=== DATA SECTION ===
>>

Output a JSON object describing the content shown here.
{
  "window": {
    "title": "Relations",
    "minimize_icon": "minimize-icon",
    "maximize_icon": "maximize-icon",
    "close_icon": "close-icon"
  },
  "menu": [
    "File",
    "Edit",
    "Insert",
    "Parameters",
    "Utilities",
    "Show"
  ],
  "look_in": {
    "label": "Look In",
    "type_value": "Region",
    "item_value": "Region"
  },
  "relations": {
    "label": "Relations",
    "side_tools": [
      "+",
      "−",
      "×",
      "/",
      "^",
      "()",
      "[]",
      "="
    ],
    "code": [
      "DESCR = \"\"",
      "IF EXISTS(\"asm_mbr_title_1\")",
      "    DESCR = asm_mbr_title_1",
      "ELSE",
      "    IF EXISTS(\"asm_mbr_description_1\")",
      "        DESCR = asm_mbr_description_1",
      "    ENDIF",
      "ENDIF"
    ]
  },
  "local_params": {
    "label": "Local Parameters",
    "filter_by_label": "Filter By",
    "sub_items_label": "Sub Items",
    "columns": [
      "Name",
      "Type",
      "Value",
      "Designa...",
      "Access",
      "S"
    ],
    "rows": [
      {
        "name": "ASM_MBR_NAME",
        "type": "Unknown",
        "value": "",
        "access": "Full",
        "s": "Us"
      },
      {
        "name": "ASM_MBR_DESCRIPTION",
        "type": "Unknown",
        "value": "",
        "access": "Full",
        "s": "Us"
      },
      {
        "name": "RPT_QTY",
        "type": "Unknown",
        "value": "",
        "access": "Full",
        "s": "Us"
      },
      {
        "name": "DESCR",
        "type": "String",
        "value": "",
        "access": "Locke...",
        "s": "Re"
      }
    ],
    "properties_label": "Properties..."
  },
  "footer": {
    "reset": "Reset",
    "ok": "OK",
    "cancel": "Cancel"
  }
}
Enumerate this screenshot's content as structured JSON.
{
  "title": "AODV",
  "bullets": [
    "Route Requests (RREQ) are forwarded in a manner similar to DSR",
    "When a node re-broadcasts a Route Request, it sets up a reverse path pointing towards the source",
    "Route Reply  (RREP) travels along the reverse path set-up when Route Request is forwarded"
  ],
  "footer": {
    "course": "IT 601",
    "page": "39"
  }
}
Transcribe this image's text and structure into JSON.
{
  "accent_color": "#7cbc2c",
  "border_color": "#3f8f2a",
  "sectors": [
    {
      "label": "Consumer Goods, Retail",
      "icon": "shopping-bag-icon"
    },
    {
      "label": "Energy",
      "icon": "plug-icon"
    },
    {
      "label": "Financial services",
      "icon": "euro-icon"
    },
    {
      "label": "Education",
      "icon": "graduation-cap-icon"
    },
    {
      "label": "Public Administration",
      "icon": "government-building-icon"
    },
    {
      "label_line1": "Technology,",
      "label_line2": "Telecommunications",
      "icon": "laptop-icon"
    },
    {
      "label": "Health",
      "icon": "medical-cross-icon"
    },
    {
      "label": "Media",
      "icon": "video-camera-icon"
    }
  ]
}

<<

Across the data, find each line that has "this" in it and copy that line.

=== TASK SOLUTION ===
Enumerate this screenshot's content as structured JSON.
Transcribe this image's text and structure into JSON.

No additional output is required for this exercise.